When AMS progresses, then fluid could build-up on the brain and can turn into HACE.
The symptoms are headache, disorientation, blurry vision. HACE is rare but it should not be taken lightly. It can become life-threatening within a few hours of first symptoms. Therefore, descending towards lower elevation is the only effective option.
- High Altitude Pulmonary Edema ( HAPE )
When AMS progresses, then fluid could build up on the lungs. HAPE is very common and could happen to anyone who is over 8000 feet. Mild symptoms could be dry cough and shortness of breath after mild physical activities. Severe HAPE symptoms will be fever, confusion/disorientation, and shortness of breath. It is also life-threatening and you should seek the medication right away. Descending to a lower elevation is an effective way to get with HAPE.
Common Symptoms of Altitude Sickness
- Shortness of breath
- Loss of appetite
- Fatigue and loss of energy

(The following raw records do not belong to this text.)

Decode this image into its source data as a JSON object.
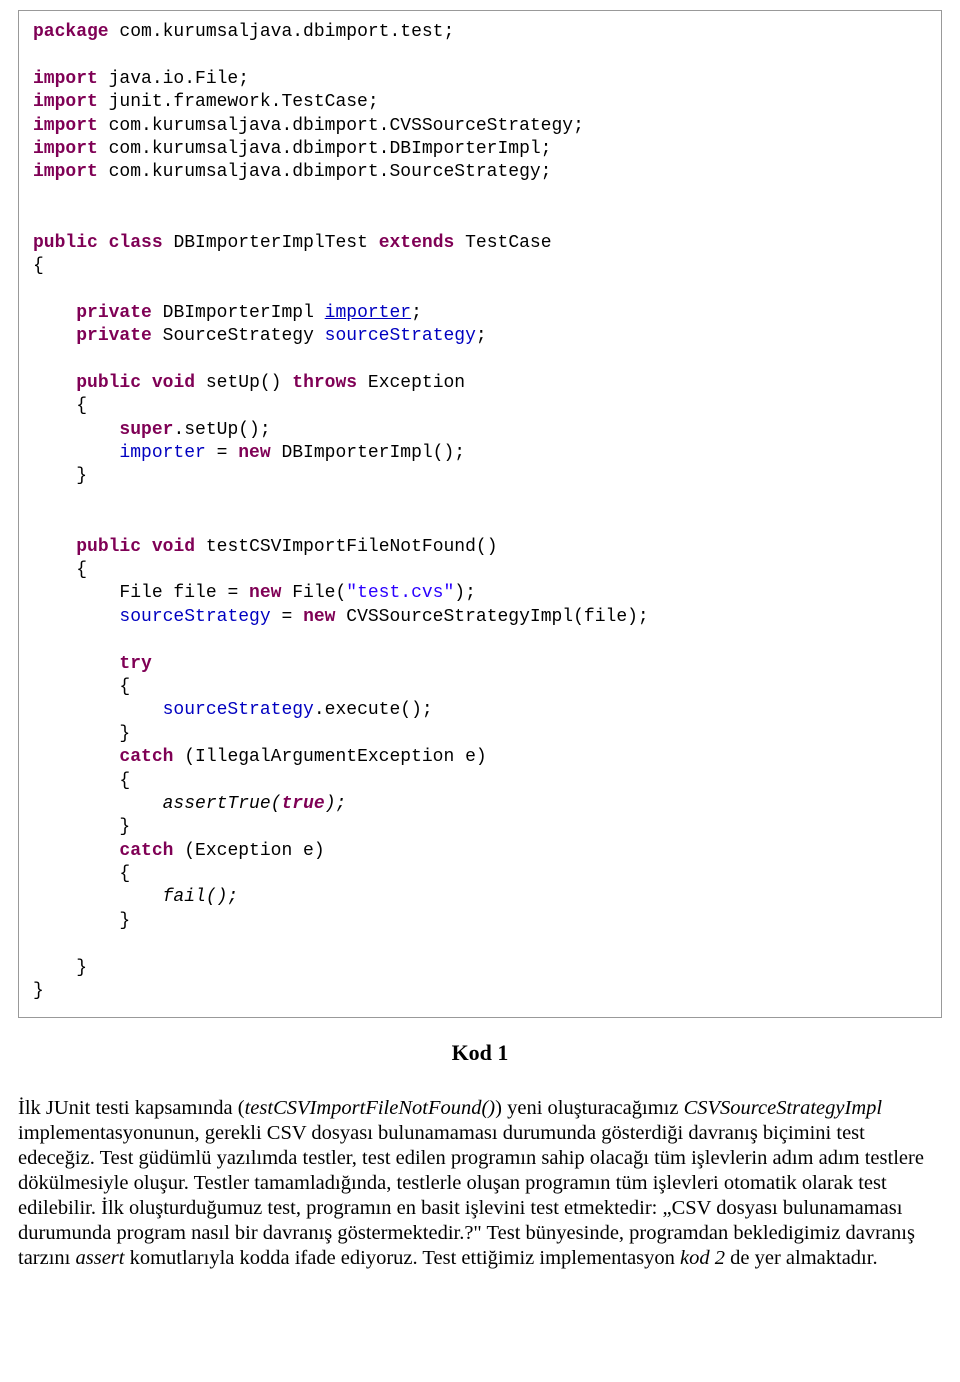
{
  "code": {
    "package_kw": "package",
    "package_name": " com.kurumsaljava.dbimport.test;",
    "import_kw": "import",
    "imports": [
      " java.io.File;",
      " junit.framework.TestCase;",
      " com.kurumsaljava.dbimport.CVSSourceStrategy;",
      " com.kurumsaljava.dbimport.DBImporterImpl;",
      " com.kurumsaljava.dbimport.SourceStrategy;"
    ],
    "public_kw": "public",
    "class_kw": "class",
    "extends_kw": "extends",
    "class_name": " DBImporterImplTest ",
    "super_type": " TestCase",
    "private_kw": "private",
    "field1_type": " DBImporterImpl ",
    "field1_name": "importer",
    "field2_type": " SourceStrategy ",
    "field2_name": "sourceStrategy",
    "void_kw": "void",
    "setup_sig": " setUp() ",
    "throws_kw": "throws",
    "exception_type": " Exception",
    "super_kw": "super",
    "super_call": ".setUp();",
    "importer_assign_pre": " = ",
    "new_kw": "new",
    "importer_ctor": " DBImporterImpl();",
    "test_method_sig": " testCSVImportFileNotFound()",
    "file_decl_pre": "File file = ",
    "file_ctor": " File(",
    "file_arg": "\"test.cvs\"",
    "file_close": ");",
    "strategy_assign_pre": " = ",
    "strategy_ctor": " CVSSourceStrategyImpl(file);",
    "try_kw": "try",
    "exec_call": ".execute();",
    "catch_kw": "catch",
    "catch1_sig": " (IllegalArgumentException e)",
    "assert_call": "assertTrue",
    "true_kw": "true",
    "catch2_sig": " (Exception e)",
    "fail_call": "fail();"
  },
  "caption": "Kod 1",
  "para": {
    "t1": "İlk JUnit testi kapsamında (",
    "i1": "testCSVImportFileNotFound()",
    "t2": ") yeni oluşturacağımız ",
    "i2": "CSVSourceStrategyImpl",
    "t3": " implementasyonunun, gerekli CSV dosyası bulunamaması durumunda gösterdiği davranış biçimini test edeceğiz. Test güdümlü yazılımda testler, test edilen programın sahip olacağı tüm işlevlerin adım adım testlere dökülmesiyle oluşur. Testler tamamladığında, testlerle oluşan programın tüm işlevleri otomatik olarak test edilebilir. İlk oluşturduğumuz test, programın en basit işlevini test etmektedir: „CSV dosyası bulunamaması durumunda program nasıl bir davranış göstermektedir.?\" Test bünyesinde,  programdan bekledigimiz davranış tarzını ",
    "i3": "assert",
    "t4": " komutlarıyla kodda ifade ediyoruz. Test ettiğimiz implementasyon ",
    "i4": "kod 2",
    "t5": " de yer almaktadır."
  }
}
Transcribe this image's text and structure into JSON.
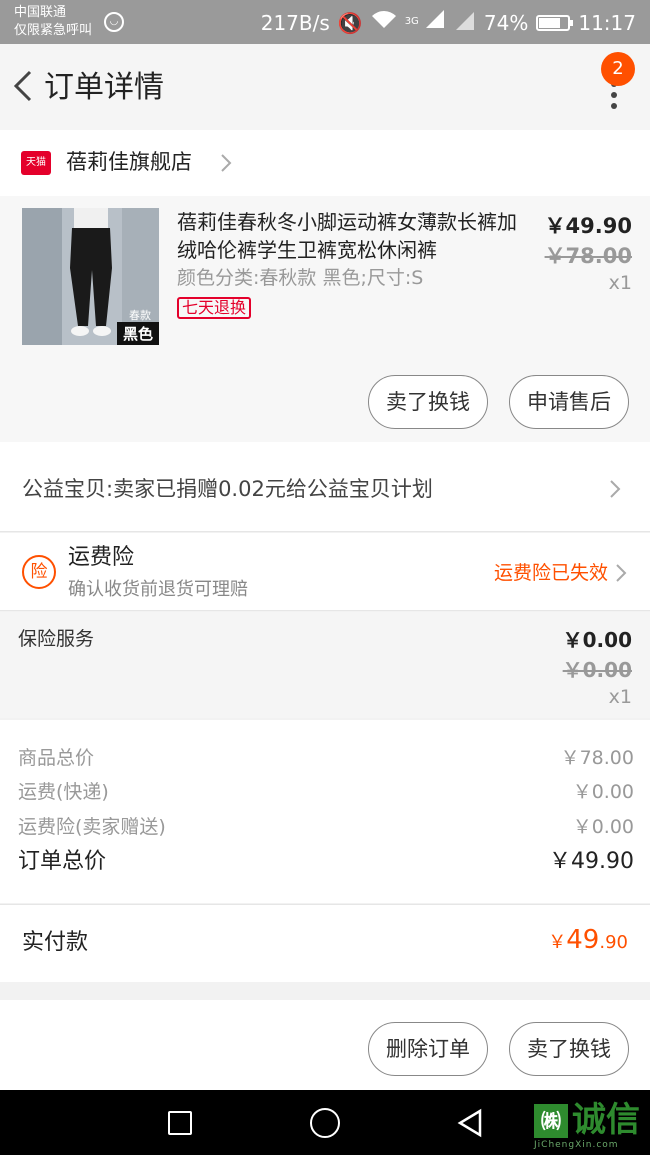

If the sickness persist even after the medicative step, then patient may have:
- Loss of coordination while walking
- Feel of tightening in your chest
When the sickness turns into HAPE or HACE then, patient may shows following symptoms:
- Confusion / Disorientation
- Shortness of breath even at rest
- Inability to walk
- A cough that produce a white or pinky frothy substance.
Medication / Treatment
If you get any of the symptoms mentioned above, then you should be extra cautious and follow these guidelines
After you get symptoms of Altitude sickness, stop and rest wherever you are. Do not go towards further high elevation until your body gets acclimatize which generally takes 24-48 hrs normally.
If you are having headache then taking paracetamol or ibuprofen would be a good option.
Make sure you keep your body hydrated with enough amount of water. Restrain yourself from smoking, drinking alcoholic beverages, or exercise.
If you are feeling sick then you can take an anti-sickness medicine such as promethazine
However, if your symptoms persist even after the medication then you should go down towards lower elevation by at least 500m. Do not attempt to climb upwards until and unless your body is feeling better and symptoms are completely disappeared.
If the condition gets worse then contact to the medical personnel.
Altitude Sickness can leave a bitter experience to your vacation trips, trek or hiking. However there are several ways which helps in preventing the sickness.
Before you go:
- Keep your body hydrate
Drink water up to two or three liters per day. A hydrated body increase the ability to cope with the altitude sickness.
- Take medicine
Tablets like ibuprofen has been found to reduce the incidence of sickness. Another would be Acetazolamide, which will also help in prevention by increasing the respiration process. So, you can have those medicines under necessary condition. Carrying these tablets inside your backpack would be good idea.
- Caffein-ate and snacks
If you are a regular coffee drinker, then having coffee prior to climbing would be a good start. You can also bring snacks or chocolates. But try to avoid spicy food as it could bring the adverse effect while you catch the symptoms so stick with normal flavor.
- Stay where you are
If you are not feeling well, then postponing the climb to higher altitude would be a mature choice. What seems to be benign may be serious issue once you get into the higher elevation. Therefore, no risk should be taken.
During the trek:
Your body needs to get fit into those high elevation and it does take time. Do not rush in achieving height neither by foot nor by flight. Though the capacity to withstand the altitude differ from person to person, not climbing more than 1600 feet per day would be a rational decision.
- Be hydrated
Do not forget to keep your body hydrate. As mention earlier, hydrated body has more ability to withstand the sickness. Drink 2 – 3 litters of water per day.
- Climb high and sleep low
In order to ease out the process of acclimatization, you can climb to the high altitudes during the day and return to the lower altitude to sleep. You should never sleep on the same altitude if your body is showing the symptoms of altitude sickness.
- Proper Clothing
Proper clothing is necessary to protect you from cold or heat. You should always carry a pair of good sunglasses, lip balm, sun blocking cream, gloves and other necessary items.